  1. It speeds up play and reduces downtime. Your prototypical "Dudes on a Map" wargame, like Risk or Conquest of Nerath, has players alternate troop deployment and attack decisions ("I-go/You-go").  If the game lets you move around a lot of your pieces,which is usually the case, then a lot of the game is spent watching your opponents think and do fun stuff, like roll dice, crush your battalions, and mock your ineptitude.  Not my idea of a great time.
  2. It increases tension.  You're not sure what your opponents' are going to do, or where their troops might end up, and you just have to make educated guesses.
  3. It rewards mind-reading.  Not in the psychic sense, but in the cognitive sense.  You need to be able to read your opponents, see what they desire most, and generate plans based upon those predictions. Furthermore, you need to be able to bluff, fake, and lay false trails, so that your opponents can't easily determine your strategy.  I find these kind of mind-games, that occur behind the game proper, to be immensely satisfying. 
  4. It's more realistic. No war in human history has even been fought where one nation moved all its troops and attacked while the others just stood by and waited until their turn.  Simultaneous (and often hidden) troop deployment models warfare to a closer degree and therefore makes a game feel more authentic.
  5. It facilitates story-telling.  This last point requires some explanation, I think.  Each turn in a wargame that features simultaneous action selection plays out like a narrative.  The generals have made their moves, and now it's time to sit back and see what pans out - for better or worse.  
Have you played the excellent Frozen Synapse?  It's worth a look if you like games that feature tense tactical combat.  At the beginning of each round, players assign actions to their units in secret.  Move here, hide behind this wall, and then fire through that window with your shotgun.  Pause for 3 seconds, then sprint across the hallway and chuck a grenade.  Etc.  Once both players have made their decisions, you press "play" and watch the action unfold, like a scene in a John Woo movie.  Sometimes, you make all the right calls - you blow up the right wall, your sniper finds the perfect spot, you "know" exactly where your opponent's units are going to be. Sometimes (more often than not), it's a total fiasco and bloody mess.

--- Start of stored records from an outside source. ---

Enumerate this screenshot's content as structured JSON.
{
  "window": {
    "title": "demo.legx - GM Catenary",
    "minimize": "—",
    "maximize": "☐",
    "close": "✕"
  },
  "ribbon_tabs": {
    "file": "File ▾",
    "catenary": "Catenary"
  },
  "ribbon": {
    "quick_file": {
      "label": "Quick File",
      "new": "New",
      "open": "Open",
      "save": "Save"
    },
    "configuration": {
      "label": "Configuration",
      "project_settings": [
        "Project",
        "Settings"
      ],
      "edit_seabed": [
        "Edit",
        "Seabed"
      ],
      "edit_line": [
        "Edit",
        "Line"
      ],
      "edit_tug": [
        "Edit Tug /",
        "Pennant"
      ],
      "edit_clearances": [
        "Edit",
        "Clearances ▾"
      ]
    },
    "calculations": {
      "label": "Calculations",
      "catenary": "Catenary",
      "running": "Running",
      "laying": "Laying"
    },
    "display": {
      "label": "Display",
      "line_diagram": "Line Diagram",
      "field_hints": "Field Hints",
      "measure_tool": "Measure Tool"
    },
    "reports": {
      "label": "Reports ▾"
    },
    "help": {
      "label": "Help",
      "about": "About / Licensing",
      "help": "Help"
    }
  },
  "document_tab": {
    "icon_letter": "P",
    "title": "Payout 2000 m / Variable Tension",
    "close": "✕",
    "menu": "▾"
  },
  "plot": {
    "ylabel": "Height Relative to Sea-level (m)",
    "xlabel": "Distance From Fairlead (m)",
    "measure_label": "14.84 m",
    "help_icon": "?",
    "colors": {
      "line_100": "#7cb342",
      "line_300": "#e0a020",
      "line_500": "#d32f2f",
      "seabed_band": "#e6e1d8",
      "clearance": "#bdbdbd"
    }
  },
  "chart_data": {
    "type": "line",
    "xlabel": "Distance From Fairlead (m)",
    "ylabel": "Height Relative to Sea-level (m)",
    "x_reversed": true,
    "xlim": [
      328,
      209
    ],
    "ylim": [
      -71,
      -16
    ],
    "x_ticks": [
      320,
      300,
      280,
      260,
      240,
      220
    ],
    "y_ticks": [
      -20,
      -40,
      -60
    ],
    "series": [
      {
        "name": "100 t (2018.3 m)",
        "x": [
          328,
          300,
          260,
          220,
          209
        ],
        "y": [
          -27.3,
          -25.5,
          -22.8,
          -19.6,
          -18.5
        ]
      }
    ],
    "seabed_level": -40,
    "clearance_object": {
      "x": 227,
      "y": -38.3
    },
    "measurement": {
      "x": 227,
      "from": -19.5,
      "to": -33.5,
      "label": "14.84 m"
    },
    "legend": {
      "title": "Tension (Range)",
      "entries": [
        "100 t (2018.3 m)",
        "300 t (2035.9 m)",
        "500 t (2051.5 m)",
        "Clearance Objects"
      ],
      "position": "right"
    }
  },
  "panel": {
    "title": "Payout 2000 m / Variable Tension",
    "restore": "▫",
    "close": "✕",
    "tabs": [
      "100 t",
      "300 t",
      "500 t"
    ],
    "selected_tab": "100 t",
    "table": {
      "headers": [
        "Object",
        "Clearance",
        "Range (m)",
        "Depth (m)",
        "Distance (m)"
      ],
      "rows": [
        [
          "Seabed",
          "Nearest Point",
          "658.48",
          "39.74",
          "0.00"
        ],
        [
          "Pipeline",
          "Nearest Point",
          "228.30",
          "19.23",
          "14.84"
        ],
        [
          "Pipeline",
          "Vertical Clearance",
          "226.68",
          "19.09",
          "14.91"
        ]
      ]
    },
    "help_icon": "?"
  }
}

Frozen Synapse 

That's what I mean by story-telling, and it's really directly related to pace.  I like games that give you a chance to sit back, watch your decisions influence the world, and imagine a narrative.  The well-respected Combat Mission game series uses this mechanism to great narrative effect, and I suspect there are many other examples more knowledgeable wargamers could cite.

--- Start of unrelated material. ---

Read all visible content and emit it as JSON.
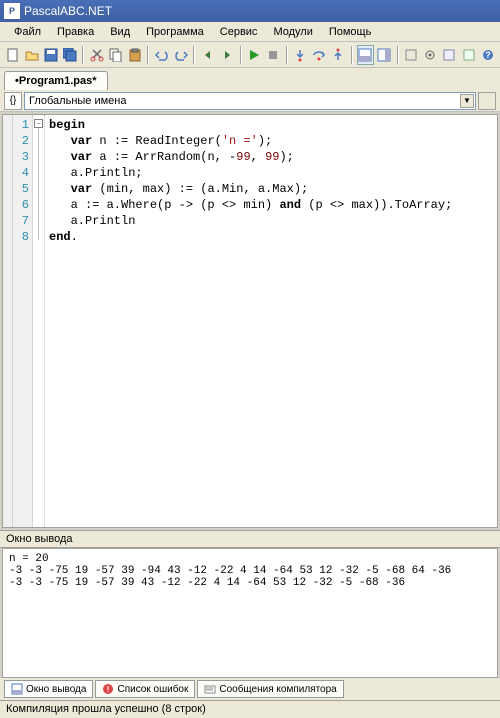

My current boardgame under development, Clockwork Wars, prominently features both hidden troop deployment and simultaneous action selection.  I wanted to design a wargame that had the strategic depth and thematic flavor of a big "Dudes on a Map" game, but played in a quarter of the time.  I also wanted to play a game where good strategy involves figuring out what your opponents' goals are - and then determining how best to disrupt them.  If you like games like Star Wars X-Wing and Frozen Synapse, where much of your turn is spent planning based on what you think your opponents will do, then I suspect you'll love Clockwork Wars.

No comments:

Post a Comment